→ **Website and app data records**
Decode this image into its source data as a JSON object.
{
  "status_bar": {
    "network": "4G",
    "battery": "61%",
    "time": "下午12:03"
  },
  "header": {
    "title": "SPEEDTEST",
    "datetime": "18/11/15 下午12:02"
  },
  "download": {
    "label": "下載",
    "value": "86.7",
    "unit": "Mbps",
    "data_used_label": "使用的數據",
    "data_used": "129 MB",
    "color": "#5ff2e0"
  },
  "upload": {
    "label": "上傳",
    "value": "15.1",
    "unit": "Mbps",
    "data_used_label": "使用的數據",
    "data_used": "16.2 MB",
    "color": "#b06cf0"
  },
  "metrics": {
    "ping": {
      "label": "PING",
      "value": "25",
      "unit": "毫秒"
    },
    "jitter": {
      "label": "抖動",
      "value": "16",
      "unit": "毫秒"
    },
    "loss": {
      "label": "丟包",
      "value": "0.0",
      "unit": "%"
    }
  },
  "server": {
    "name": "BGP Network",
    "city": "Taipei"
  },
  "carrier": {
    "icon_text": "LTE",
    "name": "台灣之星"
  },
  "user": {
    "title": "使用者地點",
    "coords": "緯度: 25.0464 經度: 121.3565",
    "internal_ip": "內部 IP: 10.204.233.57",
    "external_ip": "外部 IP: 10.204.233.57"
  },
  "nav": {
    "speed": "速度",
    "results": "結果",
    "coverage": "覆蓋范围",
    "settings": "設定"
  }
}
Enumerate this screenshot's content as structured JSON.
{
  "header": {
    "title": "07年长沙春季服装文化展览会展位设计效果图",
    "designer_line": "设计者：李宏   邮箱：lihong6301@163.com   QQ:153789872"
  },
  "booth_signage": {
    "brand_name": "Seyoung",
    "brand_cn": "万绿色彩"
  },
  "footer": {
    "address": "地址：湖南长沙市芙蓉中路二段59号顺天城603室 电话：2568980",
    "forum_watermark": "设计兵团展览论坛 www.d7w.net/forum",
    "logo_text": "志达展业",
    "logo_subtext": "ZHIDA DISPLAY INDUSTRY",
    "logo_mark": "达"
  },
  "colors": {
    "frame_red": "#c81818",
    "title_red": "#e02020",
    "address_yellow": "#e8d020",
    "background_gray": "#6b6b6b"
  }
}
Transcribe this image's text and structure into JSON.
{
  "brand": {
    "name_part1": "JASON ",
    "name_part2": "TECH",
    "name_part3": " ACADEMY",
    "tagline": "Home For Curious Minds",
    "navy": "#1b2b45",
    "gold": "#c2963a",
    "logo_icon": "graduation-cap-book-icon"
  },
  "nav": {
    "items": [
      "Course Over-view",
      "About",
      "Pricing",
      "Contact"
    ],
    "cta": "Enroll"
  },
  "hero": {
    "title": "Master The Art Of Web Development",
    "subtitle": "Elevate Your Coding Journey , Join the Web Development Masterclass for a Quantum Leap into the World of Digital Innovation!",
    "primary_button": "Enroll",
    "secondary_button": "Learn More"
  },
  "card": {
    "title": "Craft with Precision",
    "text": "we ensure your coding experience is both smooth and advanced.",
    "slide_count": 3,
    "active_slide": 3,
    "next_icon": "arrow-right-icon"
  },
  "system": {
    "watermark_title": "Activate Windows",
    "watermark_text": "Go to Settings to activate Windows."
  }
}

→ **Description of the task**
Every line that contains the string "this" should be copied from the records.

→ **Result**
Decode this image into its source data as a JSON object.
Enumerate this screenshot's content as structured JSON.
Transcribe this image's text and structure into JSON.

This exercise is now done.